Web page and app entries
=== Begin Enclosure ===
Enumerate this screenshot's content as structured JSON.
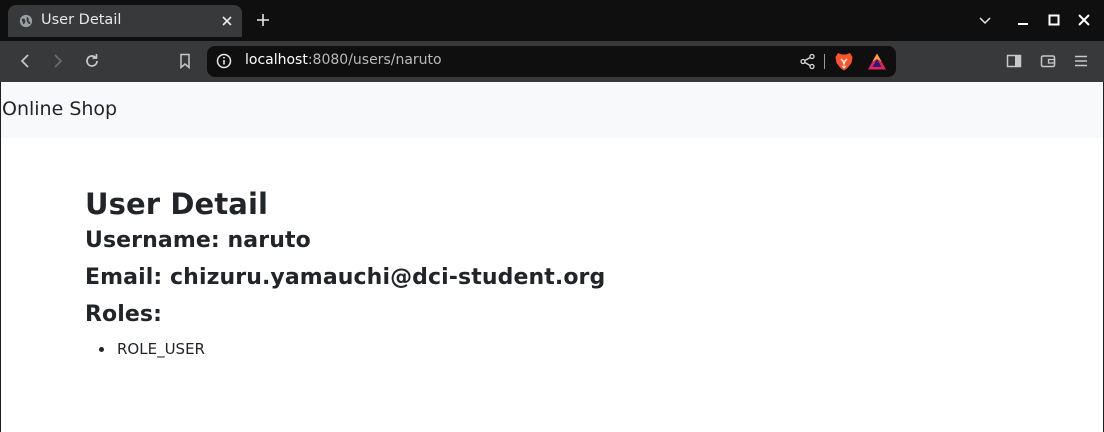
{
  "browser": {
    "tab": {
      "title": "User Detail",
      "favicon": "globe-icon"
    },
    "address_bar": {
      "host": "localhost",
      "rest": ":8080/users/naruto"
    },
    "icons": {
      "back": "arrow-left-icon",
      "forward": "arrow-right-icon",
      "reload": "reload-icon",
      "bookmark": "bookmark-icon",
      "site_info": "info-icon",
      "share": "share-icon",
      "brave_shields": "brave-lion-icon",
      "brave_rewards": "brave-rewards-icon",
      "sidebar": "sidebar-icon",
      "wallet": "wallet-icon",
      "menu": "hamburger-menu-icon"
    },
    "colors": {
      "tabstrip": "#0f0f10",
      "toolbar": "#38393b",
      "brave_orange": "#fb542b"
    }
  },
  "page": {
    "navbar": {
      "brand": "Online Shop"
    },
    "title": "User Detail",
    "username_line": "Username: naruto",
    "email_line": "Email: chizuru.yamauchi@dci-student.org",
    "roles_heading": "Roles:",
    "roles": [
      "ROLE_USER"
    ]
  }
}
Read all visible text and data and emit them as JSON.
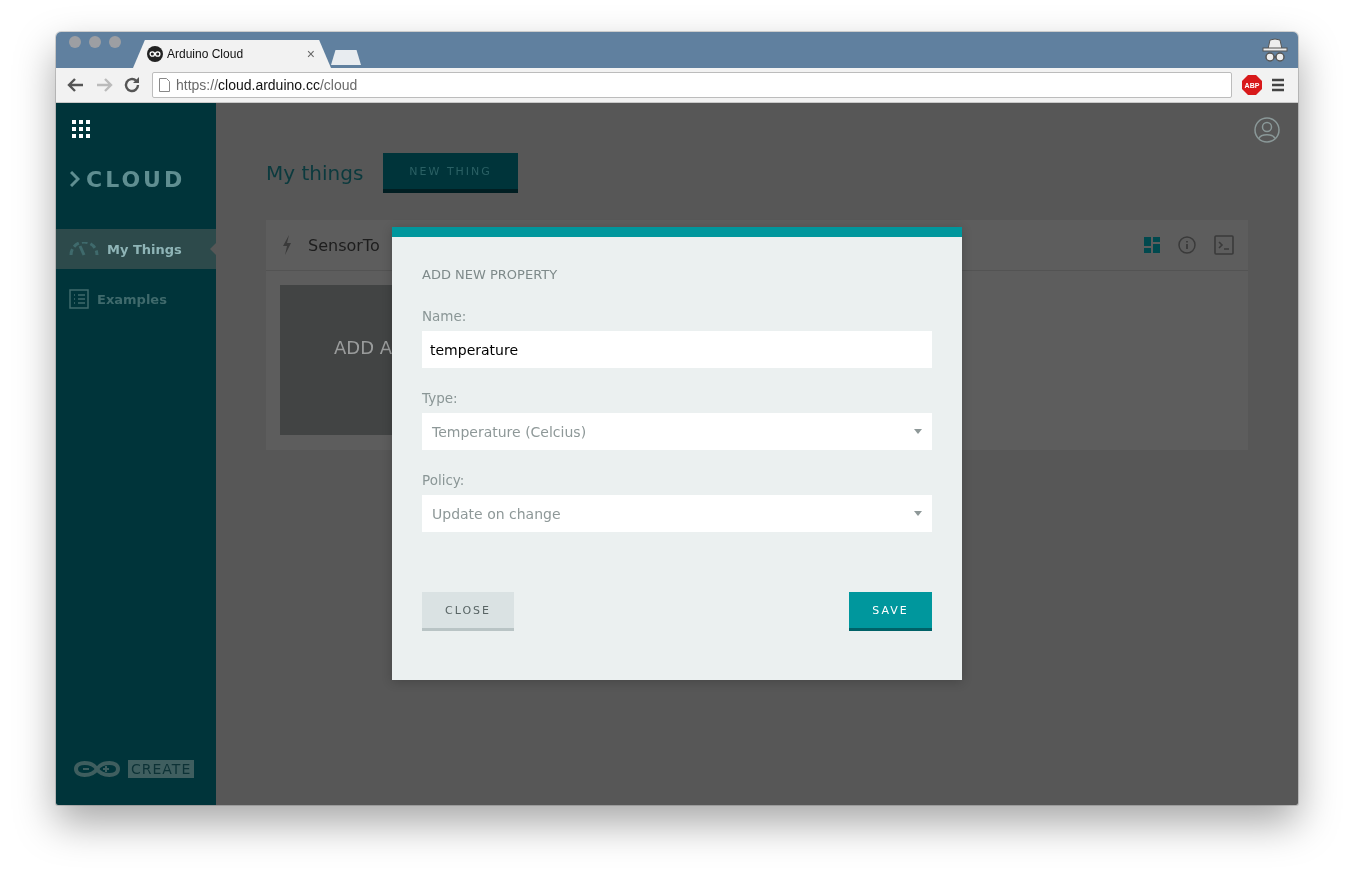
{
  "browser": {
    "tab_title": "Arduino Cloud",
    "tab_close": "×",
    "url_scheme": "https://",
    "url_host": "cloud.arduino.cc",
    "url_path": "/cloud",
    "adblock_badge": "ABP"
  },
  "sidebar": {
    "logo": "CLOUD",
    "items": [
      {
        "label": "My Things",
        "kind": "gauge",
        "selected": true
      },
      {
        "label": "Examples",
        "kind": "list",
        "selected": false
      }
    ],
    "footer_badge": "CREATE"
  },
  "main": {
    "title": "My things",
    "new_button": "NEW THING",
    "thing": {
      "name": "SensorTo",
      "add_tile": "ADD A"
    }
  },
  "dialog": {
    "title": "ADD NEW PROPERTY",
    "fields": [
      {
        "label": "Name:",
        "kind": "text",
        "value": "temperature"
      },
      {
        "label": "Type:",
        "kind": "select",
        "value": "Temperature (Celcius)"
      },
      {
        "label": "Policy:",
        "kind": "select",
        "value": "Update on change"
      }
    ],
    "close_button": "CLOSE",
    "save_button": "SAVE"
  }
}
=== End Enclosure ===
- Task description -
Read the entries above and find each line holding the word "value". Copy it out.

- Written solution -
        "value": "temperature"
        "value": "Temperature (Celcius)"
        "value": "Update on change"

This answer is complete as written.